→ **Aim of the task**
Please copy each line in the records below that contains the string "filePath".

→ **Recorded information**
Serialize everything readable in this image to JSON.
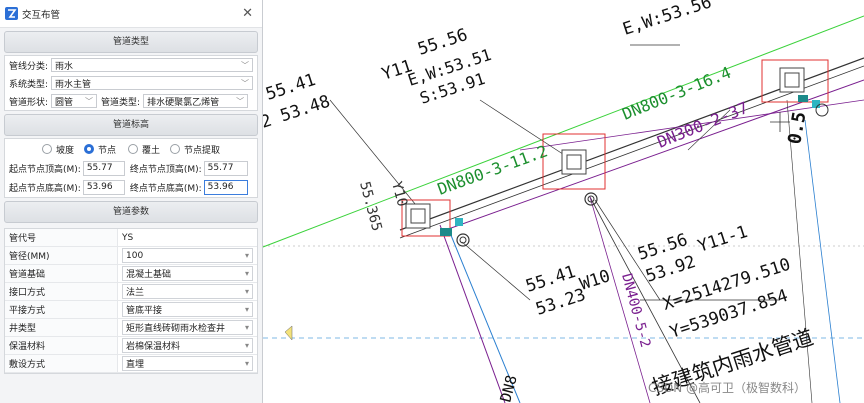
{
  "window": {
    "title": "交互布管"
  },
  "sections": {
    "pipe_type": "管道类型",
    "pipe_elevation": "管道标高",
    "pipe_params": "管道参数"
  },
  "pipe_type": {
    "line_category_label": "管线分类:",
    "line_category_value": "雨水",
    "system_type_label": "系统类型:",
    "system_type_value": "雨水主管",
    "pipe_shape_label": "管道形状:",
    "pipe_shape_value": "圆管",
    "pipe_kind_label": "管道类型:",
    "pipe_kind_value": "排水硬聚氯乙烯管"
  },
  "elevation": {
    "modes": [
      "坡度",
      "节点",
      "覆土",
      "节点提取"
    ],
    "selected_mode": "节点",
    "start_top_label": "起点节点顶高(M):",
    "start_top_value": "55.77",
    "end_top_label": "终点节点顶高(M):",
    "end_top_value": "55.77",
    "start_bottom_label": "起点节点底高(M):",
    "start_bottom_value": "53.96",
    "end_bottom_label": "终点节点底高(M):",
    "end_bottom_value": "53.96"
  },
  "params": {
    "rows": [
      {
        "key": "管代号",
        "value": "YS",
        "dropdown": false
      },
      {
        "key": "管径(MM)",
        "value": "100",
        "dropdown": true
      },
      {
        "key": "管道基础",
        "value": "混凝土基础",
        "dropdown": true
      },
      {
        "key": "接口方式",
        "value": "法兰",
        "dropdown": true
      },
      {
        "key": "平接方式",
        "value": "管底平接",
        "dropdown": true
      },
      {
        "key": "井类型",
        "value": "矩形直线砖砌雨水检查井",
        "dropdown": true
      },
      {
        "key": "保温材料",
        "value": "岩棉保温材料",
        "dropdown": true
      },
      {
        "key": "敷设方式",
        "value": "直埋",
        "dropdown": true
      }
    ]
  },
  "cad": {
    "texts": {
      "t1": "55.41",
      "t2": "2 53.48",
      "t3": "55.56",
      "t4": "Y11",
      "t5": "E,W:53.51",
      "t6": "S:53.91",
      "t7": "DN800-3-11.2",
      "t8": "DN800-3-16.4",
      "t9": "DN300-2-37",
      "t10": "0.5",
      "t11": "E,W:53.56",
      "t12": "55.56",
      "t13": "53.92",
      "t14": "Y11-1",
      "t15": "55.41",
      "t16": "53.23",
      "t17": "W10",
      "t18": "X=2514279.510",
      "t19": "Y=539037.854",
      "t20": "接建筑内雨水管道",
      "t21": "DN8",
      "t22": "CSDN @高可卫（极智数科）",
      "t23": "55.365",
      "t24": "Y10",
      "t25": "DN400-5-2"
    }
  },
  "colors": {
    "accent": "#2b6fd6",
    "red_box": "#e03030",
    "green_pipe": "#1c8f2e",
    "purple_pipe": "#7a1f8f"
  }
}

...

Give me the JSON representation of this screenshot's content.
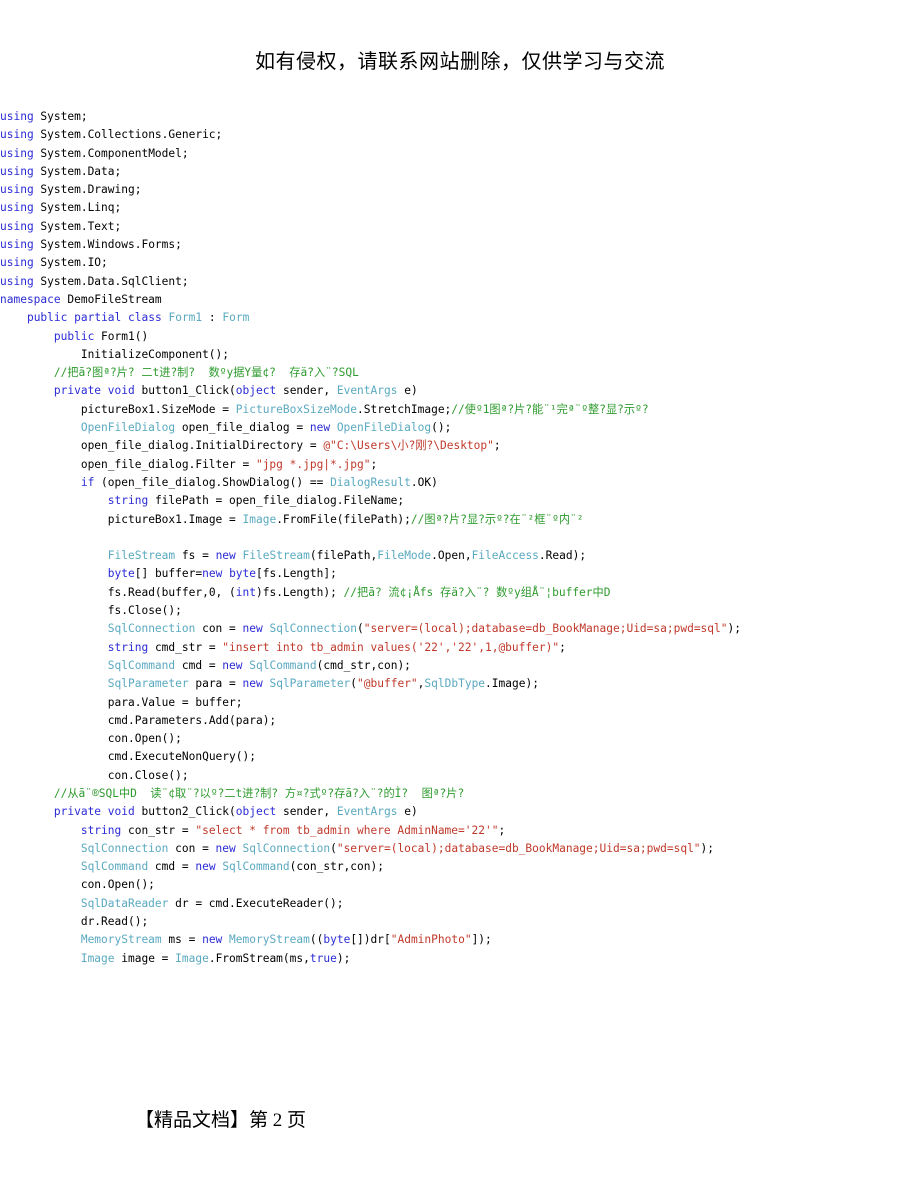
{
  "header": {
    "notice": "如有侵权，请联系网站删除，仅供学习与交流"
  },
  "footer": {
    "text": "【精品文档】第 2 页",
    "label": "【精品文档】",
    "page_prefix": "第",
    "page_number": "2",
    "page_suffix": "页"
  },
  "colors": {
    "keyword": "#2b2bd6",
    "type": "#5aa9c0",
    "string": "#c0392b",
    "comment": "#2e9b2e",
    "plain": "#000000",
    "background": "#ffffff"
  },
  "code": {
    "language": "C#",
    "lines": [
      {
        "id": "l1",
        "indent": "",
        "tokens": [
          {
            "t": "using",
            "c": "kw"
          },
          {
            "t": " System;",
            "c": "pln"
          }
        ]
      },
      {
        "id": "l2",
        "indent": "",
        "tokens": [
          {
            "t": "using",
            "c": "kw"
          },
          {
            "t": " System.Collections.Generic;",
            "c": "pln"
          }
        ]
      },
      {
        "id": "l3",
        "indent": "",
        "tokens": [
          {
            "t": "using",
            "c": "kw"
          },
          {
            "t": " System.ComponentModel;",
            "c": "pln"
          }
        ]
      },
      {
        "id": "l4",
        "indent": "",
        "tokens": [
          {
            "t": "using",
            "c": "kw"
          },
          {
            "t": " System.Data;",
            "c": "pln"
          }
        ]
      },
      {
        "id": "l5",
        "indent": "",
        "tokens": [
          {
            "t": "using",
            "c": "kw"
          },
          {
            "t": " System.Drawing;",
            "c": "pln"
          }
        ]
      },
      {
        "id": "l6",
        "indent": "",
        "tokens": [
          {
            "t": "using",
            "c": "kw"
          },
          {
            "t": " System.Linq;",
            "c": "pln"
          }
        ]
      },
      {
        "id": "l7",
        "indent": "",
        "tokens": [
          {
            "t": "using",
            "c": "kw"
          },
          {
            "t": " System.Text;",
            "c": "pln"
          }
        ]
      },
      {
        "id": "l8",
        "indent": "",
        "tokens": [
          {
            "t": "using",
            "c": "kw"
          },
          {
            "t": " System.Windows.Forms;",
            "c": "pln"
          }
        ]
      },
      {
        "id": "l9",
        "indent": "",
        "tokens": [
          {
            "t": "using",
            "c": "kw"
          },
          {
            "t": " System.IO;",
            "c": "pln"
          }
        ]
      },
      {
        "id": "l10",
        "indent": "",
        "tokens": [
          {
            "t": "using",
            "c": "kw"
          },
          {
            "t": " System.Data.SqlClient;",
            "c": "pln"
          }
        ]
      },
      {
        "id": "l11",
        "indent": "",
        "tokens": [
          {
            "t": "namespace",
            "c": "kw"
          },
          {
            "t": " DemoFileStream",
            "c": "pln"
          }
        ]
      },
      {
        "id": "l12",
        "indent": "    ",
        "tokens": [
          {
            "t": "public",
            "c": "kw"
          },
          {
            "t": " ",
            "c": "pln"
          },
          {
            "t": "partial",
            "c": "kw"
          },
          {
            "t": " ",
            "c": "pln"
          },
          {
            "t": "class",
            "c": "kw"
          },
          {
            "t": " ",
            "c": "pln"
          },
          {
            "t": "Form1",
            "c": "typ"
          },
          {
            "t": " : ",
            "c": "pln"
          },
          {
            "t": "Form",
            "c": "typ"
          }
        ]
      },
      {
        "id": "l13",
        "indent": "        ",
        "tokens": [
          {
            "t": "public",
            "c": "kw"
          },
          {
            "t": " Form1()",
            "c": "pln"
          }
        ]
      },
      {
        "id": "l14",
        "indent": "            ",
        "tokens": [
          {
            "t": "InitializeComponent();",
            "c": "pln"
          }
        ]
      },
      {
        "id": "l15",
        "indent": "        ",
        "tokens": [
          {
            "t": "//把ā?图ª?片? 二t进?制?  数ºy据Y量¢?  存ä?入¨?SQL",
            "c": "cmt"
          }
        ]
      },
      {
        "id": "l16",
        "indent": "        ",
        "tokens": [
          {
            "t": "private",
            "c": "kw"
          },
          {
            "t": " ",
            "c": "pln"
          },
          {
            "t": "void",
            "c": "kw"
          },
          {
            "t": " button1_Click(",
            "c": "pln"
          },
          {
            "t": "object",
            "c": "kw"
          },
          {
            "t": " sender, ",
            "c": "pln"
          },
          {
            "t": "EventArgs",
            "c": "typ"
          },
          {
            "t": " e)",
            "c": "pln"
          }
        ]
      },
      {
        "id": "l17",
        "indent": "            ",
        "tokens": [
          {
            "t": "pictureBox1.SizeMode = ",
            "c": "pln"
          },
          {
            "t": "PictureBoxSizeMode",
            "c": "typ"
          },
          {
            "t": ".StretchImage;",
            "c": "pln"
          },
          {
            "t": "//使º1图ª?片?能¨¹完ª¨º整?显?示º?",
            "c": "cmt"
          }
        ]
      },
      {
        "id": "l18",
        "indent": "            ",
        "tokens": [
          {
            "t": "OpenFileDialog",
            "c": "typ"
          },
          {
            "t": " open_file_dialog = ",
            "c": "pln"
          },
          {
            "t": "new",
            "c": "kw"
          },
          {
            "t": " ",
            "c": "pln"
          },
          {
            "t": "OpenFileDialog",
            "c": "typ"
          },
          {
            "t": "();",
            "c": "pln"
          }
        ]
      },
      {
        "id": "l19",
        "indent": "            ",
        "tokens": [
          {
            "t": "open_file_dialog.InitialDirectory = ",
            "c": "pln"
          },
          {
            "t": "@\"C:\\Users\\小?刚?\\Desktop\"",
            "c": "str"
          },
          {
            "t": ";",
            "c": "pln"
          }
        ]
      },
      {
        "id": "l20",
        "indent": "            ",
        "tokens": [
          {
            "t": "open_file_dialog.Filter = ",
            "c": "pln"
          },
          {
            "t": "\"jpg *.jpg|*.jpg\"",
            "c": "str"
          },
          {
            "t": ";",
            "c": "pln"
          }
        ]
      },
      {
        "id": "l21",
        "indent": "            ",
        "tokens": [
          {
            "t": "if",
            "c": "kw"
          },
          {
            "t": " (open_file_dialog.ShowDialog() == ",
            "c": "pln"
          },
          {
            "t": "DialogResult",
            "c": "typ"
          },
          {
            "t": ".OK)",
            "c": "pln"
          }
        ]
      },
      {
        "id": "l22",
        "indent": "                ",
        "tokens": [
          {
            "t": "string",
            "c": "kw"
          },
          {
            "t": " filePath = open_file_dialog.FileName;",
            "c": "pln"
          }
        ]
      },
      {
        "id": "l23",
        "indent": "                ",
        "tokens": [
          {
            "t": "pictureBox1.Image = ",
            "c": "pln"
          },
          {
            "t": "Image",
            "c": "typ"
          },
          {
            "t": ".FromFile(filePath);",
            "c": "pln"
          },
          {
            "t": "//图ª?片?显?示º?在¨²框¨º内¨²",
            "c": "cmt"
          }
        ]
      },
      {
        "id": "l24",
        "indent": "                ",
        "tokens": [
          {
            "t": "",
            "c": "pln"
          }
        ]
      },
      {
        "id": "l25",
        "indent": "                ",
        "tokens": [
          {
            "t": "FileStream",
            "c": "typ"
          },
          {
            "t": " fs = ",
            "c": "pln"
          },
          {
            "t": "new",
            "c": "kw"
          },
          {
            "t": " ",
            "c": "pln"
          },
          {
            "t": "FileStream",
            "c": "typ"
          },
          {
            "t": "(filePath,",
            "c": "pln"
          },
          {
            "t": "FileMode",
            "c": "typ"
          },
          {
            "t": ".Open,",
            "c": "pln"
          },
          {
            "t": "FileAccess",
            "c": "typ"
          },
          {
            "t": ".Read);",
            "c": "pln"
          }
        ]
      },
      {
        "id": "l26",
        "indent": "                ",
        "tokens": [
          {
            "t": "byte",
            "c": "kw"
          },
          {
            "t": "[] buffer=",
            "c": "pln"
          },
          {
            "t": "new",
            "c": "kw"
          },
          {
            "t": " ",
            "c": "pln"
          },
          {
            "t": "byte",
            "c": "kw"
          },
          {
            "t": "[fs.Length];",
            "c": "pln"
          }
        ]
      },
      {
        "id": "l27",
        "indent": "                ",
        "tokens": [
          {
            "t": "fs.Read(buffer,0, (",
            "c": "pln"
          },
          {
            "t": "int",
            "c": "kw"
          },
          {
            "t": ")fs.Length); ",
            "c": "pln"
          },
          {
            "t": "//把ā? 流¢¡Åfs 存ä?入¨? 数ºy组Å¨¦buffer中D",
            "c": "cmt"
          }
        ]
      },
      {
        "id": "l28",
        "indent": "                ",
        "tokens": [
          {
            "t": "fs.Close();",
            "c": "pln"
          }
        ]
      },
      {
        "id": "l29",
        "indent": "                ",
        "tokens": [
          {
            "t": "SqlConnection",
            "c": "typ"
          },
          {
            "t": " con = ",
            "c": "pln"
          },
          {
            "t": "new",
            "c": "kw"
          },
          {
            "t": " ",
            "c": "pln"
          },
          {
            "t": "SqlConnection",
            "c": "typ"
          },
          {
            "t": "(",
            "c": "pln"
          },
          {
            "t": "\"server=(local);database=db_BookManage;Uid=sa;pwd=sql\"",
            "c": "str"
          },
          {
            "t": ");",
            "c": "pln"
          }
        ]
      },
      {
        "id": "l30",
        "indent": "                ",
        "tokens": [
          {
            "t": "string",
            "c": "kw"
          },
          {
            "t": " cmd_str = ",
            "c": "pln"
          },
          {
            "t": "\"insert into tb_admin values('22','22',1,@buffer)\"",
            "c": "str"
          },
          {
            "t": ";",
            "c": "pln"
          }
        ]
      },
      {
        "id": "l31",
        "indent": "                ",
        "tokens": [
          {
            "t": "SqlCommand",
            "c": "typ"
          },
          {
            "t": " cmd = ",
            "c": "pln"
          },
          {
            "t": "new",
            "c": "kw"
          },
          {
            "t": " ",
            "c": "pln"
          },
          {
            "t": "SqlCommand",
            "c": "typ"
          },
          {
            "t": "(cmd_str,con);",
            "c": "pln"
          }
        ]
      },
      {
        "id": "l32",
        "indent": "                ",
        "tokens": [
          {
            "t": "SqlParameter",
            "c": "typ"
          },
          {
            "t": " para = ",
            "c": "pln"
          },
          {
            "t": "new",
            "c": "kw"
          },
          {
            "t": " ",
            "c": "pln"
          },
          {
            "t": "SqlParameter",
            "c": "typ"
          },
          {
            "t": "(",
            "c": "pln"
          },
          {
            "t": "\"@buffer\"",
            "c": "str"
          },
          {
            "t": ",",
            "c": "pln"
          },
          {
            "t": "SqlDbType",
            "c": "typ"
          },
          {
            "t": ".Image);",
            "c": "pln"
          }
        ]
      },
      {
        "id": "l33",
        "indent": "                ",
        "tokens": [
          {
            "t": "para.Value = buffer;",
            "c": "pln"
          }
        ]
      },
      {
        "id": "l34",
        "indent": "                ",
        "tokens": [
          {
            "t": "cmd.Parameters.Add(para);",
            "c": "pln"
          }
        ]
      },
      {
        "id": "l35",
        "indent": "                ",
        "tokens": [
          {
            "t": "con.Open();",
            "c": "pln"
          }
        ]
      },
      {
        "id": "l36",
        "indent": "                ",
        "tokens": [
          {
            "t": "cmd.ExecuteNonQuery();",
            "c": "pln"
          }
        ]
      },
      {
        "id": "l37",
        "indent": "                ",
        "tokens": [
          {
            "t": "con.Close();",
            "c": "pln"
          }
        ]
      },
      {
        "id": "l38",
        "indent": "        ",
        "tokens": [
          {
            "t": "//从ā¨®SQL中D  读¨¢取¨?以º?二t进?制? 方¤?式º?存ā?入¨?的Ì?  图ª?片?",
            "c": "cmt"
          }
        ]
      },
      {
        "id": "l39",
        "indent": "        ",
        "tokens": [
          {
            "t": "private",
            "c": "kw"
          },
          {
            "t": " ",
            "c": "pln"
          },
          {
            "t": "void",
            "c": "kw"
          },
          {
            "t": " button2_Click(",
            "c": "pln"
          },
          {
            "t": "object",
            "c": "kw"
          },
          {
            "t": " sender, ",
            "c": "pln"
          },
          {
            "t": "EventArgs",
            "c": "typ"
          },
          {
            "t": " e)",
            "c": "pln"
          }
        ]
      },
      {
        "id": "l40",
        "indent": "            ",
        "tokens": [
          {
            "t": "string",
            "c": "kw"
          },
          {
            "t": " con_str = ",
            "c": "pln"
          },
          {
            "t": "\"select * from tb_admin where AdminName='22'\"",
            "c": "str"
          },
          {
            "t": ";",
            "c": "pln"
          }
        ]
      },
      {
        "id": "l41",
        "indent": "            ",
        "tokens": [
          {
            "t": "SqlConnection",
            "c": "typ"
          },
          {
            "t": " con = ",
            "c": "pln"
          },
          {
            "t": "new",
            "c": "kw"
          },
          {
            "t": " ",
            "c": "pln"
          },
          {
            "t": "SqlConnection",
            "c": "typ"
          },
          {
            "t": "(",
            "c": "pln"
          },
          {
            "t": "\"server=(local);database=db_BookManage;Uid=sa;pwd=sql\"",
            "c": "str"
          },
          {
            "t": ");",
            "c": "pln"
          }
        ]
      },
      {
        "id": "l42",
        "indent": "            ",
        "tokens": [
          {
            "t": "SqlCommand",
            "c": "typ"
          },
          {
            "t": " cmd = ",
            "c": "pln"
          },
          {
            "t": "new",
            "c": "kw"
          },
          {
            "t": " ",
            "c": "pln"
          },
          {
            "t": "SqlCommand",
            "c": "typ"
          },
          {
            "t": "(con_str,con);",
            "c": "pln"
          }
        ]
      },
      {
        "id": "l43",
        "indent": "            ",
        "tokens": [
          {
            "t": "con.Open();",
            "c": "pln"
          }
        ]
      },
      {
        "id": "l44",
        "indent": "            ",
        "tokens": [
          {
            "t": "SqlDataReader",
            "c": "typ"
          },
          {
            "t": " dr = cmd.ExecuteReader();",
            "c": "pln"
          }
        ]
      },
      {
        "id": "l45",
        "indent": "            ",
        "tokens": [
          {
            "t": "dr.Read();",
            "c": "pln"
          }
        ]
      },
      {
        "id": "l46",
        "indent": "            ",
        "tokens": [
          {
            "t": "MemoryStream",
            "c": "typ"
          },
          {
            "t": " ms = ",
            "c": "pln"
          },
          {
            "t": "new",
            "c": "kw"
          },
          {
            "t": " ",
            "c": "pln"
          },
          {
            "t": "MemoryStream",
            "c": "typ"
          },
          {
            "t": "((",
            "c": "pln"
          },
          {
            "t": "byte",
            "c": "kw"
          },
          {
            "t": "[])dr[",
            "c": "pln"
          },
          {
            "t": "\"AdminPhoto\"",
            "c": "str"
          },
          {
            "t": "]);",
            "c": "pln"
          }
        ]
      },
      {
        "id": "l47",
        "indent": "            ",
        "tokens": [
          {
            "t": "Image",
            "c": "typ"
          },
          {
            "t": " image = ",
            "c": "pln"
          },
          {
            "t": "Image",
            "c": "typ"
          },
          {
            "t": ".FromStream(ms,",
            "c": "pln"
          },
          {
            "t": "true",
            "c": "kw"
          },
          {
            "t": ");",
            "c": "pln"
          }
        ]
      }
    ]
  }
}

→ **Written answer**
            "t": " filePath = open_file_dialog.FileName;",
            "t": ".FromFile(filePath);",
            "t": "(filePath,",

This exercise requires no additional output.